This is why we have to take assurance of the scripture that we must persevere in trial. That trial produces faith (James 1:2-3). It is the fire that turns us gold (1 Peter 1:7)
So while these autumns and winters totally suck and take everything in us to walk through sometimes – there is an assurance that there will be life from the death.
That our disappointments and heartache will be raised up, and restored.
You may not ever get that life back that you had, the exact way it was – I know I won’t.
But what God has for you, after the death of what you had before, will be wonderful, and profound. As a result of the strength and the power of the testimony of your battle, it will probably in many ways be better, and more useful to the Kingdom of God.
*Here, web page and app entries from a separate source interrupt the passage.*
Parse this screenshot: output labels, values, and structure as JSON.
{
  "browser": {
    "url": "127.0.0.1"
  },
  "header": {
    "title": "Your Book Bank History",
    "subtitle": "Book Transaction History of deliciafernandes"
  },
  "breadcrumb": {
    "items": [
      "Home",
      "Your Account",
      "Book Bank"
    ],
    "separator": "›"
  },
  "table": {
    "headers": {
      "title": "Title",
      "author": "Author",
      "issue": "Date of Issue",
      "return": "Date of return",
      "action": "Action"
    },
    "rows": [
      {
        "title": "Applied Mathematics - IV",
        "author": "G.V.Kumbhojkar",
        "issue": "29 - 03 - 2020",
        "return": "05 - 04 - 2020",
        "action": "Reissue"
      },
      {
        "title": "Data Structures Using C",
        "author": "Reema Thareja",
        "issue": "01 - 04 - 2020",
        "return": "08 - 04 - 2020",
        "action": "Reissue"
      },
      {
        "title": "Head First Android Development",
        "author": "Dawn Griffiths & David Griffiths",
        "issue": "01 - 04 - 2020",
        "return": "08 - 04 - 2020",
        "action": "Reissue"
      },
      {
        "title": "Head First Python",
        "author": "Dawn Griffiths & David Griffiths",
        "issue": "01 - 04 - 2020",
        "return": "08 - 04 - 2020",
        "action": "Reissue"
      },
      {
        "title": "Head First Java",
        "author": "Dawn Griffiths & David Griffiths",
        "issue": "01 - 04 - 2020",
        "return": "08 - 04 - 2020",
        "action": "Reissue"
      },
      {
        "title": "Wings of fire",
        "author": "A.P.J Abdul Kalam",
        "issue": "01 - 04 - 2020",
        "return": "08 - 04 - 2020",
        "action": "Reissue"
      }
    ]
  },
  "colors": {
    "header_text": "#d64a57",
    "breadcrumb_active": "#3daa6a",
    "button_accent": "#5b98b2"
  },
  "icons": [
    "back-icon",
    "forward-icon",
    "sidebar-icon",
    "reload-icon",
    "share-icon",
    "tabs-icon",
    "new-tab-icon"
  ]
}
God will not be mocked, or will he allow his children who are faithful to him to be brought to shame. This is the resounding promise made through the book of the prophet Isaiah.
‘I would have despaired’ writes King David, ‘had I not believed I would see the goodness of God in the Land of the Living.’
We may walk in seasons of Winter and Autumn, and that the fact we face hardships is just a part of the life of faith (God never promised smooth sailing anywhere) we have just as much an assurance of the promise of Spring and the abundance of Summer.
Genesis 8:22 says, ‘While the earth remains, seedtime and harvest, cold and heat, summer and winter, day and night, shall not cease’
We can rest in this assurance of goodness to come, of restoration, and in the comfort of his Holy Spirit. These trials, while at times, all consuming, and running through us to the very core, are making us golden.